Parents worry when their child is struggling to form words at age two and fear that their development could be stunted. The new study led by Andrew Whitehouse at Telethon Institute for Child Health research at the University of Western Australia found that toddlers who talk late will not develop any lasting emotional or behavioral problems.

The study which is the first of its kind studied more than 1,300 2 year olds and tracked them until they were 17 years old. The team assessed the children at age 2. Out of the 1387 children, 1245 were already saying 50 words and could string two or three words and were considered "normal". 10 percent or 142 children were classed as late talkers.

Children who haven't talked by age 2 were previously thought to have behavioral difficulties later on. The 142 children who were considered late talkers were regularly assessed until they turned 17. The study discovered that these late talkers didn't develop behavior problems. Eighty percent of the late talkers were already talking with their peers when they started school.

The scientists found that while late-talkers will exhibit emotional and behavioral problems at age 2 these problems will eventually go away when they start talking. Professor Whitehouse said in an email: "They were at no more risk for these problems at later ages." He adds that the behavioral problems the toddlers have are more about being frustrated at not being able to communicate than a sign of a serious psychosocial issue like ADD.

Parents shouldn't be too concerned if their child doesn't meet the language milestone set by pediatricians. "Parents should not be overly concerned that late-talking at age 2 years will result in enduring language and psychological difficulties for the child," says Whitehouse. "There is good evidence that most late-talking children will 'catch up' to the language skills of other children."

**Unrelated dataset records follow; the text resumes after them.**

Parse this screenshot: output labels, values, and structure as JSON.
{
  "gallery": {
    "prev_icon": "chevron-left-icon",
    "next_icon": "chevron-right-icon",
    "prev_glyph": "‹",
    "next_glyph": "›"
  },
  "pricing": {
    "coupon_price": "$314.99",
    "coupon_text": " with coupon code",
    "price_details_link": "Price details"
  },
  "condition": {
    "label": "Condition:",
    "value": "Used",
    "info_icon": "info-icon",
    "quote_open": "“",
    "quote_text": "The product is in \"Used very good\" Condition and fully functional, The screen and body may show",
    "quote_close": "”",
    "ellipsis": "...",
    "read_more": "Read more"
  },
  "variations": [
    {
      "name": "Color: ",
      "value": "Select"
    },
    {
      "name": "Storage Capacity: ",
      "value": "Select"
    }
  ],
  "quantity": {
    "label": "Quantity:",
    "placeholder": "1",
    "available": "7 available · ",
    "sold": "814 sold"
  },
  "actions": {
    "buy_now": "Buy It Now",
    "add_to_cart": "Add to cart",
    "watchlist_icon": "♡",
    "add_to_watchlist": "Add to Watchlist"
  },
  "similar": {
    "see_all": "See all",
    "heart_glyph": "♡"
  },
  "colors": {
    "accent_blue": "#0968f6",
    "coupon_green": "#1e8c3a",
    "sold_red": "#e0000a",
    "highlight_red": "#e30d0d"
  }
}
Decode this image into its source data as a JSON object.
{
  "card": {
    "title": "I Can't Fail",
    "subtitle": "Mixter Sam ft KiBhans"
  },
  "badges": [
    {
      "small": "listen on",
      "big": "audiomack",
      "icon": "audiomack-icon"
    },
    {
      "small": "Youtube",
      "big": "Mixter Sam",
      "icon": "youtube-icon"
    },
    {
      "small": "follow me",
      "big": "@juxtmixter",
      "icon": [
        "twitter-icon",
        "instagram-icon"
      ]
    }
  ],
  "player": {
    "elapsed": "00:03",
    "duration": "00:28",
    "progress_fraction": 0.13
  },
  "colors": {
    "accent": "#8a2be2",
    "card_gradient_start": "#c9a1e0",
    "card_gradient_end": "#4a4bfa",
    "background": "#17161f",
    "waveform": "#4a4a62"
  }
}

While some children could simply be late bloomers it doesn't mean that all language delays should be dismissed. If the child hasn't talked by the time he or she enters school it could be time to seek help.



Join the Discussion